Opoponax, also spelled as oppoponax, is a herbaceous plant from the Apiaceae family. It produces tufts of small white or yellow flowers on long stalks and thrives in warm climates. The plant is native to the Middle East and Africa, predominantly in Somalia, Ethiopia, and Eritrea. Interestingly, perfumers are not drawn to its flowers, but rather its stem. Opoponax is renowned for the resin it produces, which is often used as incense to purify and disinfect the air. This resin is known for its stimulating and relaxing properties. In the 17th century, doctors believed opoponax aided healing, and it was even prescribed in the form of plasters. In perfumery, however, opoponax is typically used as a balm.
The Use of Opoponax in Perfumes
Many major perfumery brands incorporate opoponax into their fragrances. The ingredient imparts a balsamic, rounded, sweet, and velvety aroma. Its warm and earthy qualities lend multifaceted olfactory sensations to fragrances. Opoponax leaves behind a fruity, herbal, and uplifting trail. It is predominantly used as a base for oriental or amber fragrances, but when employed in top notes, it exhibits solvent-like characteristics. Opoponax harmonizes well with tonka bean, benzoin, vanilla, and Peruvian balsam. Although it is a crucial component in many perfumes, it often remains an unsung hero, serving as a support rather than a spotlighted material.
Opoponax serves as an essential backbone in numerous perfume compositions. For example, it is a key ingredient in Guerlain's iconic Shalimar.

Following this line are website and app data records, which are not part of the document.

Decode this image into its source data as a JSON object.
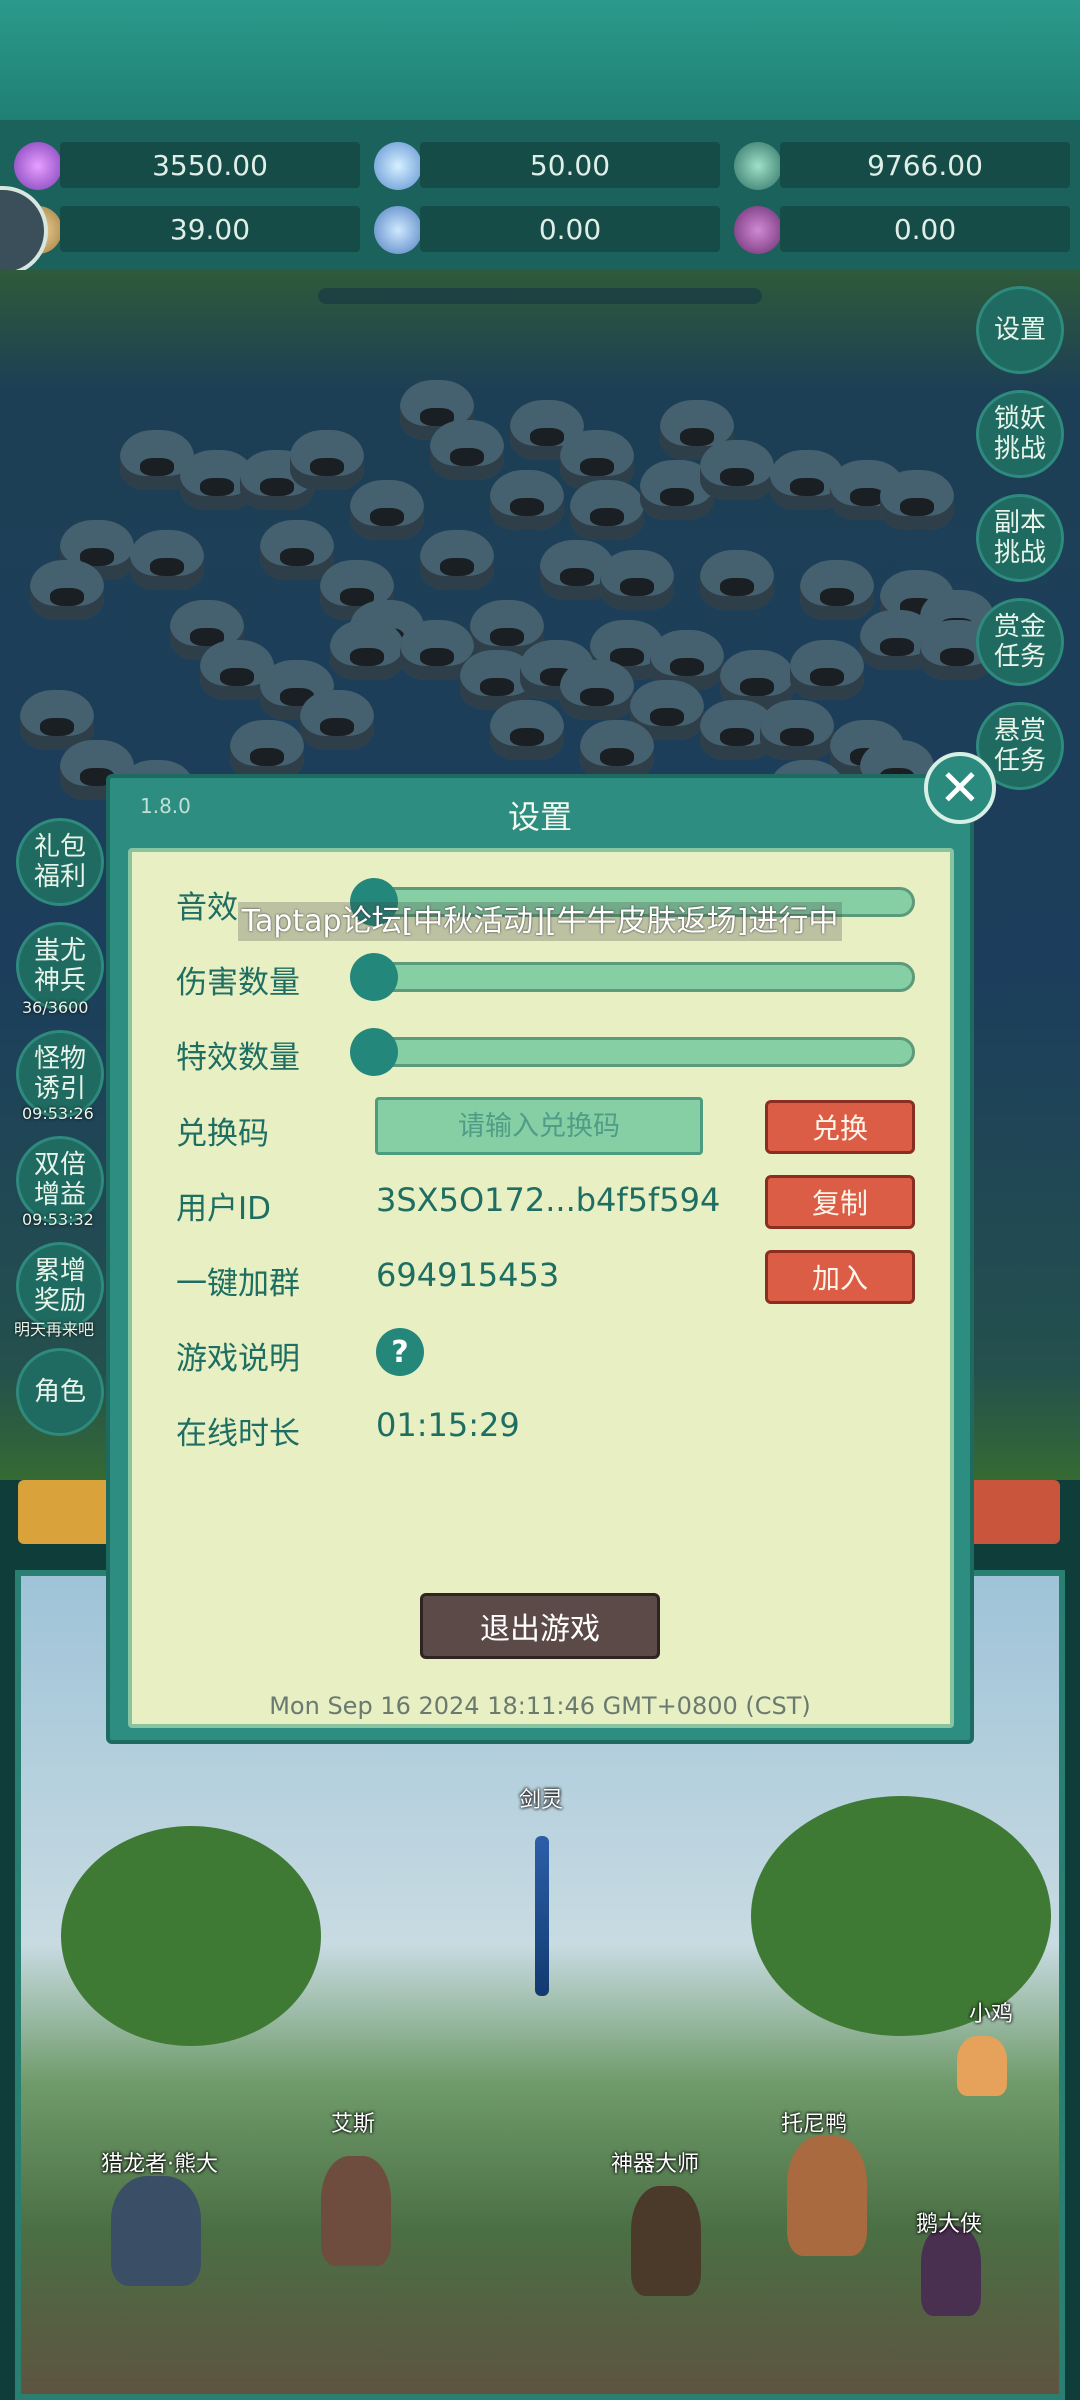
{
  "resources": {
    "row1": [
      "3550.00",
      "50.00",
      "9766.00"
    ],
    "row2": [
      "39.00",
      "0.00",
      "0.00"
    ]
  },
  "marquee": "Taptap论坛[中秋活动][牛牛皮肤返场]进行中",
  "right_menu": [
    {
      "label": "设置"
    },
    {
      "label": "锁妖挑战"
    },
    {
      "label": "副本挑战"
    },
    {
      "label": "赏金任务"
    },
    {
      "label": "悬赏任务"
    }
  ],
  "left_menu": [
    {
      "label": "礼包福利",
      "sub": ""
    },
    {
      "label": "蚩尤神兵",
      "sub": "36/3600"
    },
    {
      "label": "怪物诱引",
      "sub": "09:53:26"
    },
    {
      "label": "双倍增益",
      "sub": "09:53:32"
    },
    {
      "label": "累增奖励",
      "sub": "明天再来吧"
    },
    {
      "label": "角色",
      "sub": ""
    }
  ],
  "dialog": {
    "version": "1.8.0",
    "title": "设置",
    "sound_label": "音效",
    "sound_level": 0.0,
    "damage_label": "伤害数量",
    "damage_level": 0.0,
    "effect_label": "特效数量",
    "effect_level": 0.0,
    "redeem_label": "兑换码",
    "redeem_placeholder": "请输入兑换码",
    "redeem_button": "兑换",
    "user_label": "用户ID",
    "user_value": "3SX5O172...b4f5f594",
    "copy_button": "复制",
    "group_label": "一键加群",
    "group_value": "694915453",
    "join_button": "加入",
    "guide_label": "游戏说明",
    "guide_icon": "?",
    "online_label": "在线时长",
    "online_value": "01:15:29",
    "exit_button": "退出游戏",
    "timestamp": "Mon Sep 16 2024 18:11:46 GMT+0800 (CST)"
  },
  "scene": {
    "names": [
      "剑灵",
      "小鸡",
      "艾斯",
      "托尼鸭",
      "神器大师",
      "猎龙者·熊大",
      "鹅大侠"
    ]
  },
  "colors": {
    "accent": "#2d8d80",
    "panel": "#e7efc3",
    "red_button": "#dc5d46",
    "exit_button": "#5b4a47"
  }
}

Les Néréides' Opoponax showcases the ingredient in a resinous juice that combines citrus with a vanilla and woody base. Opoponax is also a favorite among luxury brands, featuring in famous fragrances such as Dior's Poison, Chanel's Coco, and Kenzo's Flower, where it blends with white musk to create a fresh and clean impression.
Fun Facts About Opoponax
- The name "opoponax" is derived from the Greek words "opos" (juice) and "panax" (panacea), alluding to its historical use as a healing remedy.
- Opoponax has been used in traditional medicine for centuries to treat various ailments, including digestive issues, respiratory problems, and skin conditions.
- Aside from its use in perfumery, opoponax is also employed in the production of incense, potpourri, and essential oils for aromatherapy.
- Opoponax resin is typically obtained by making cuts in the plant's stem, allowing the resin to exude and harden before being collected.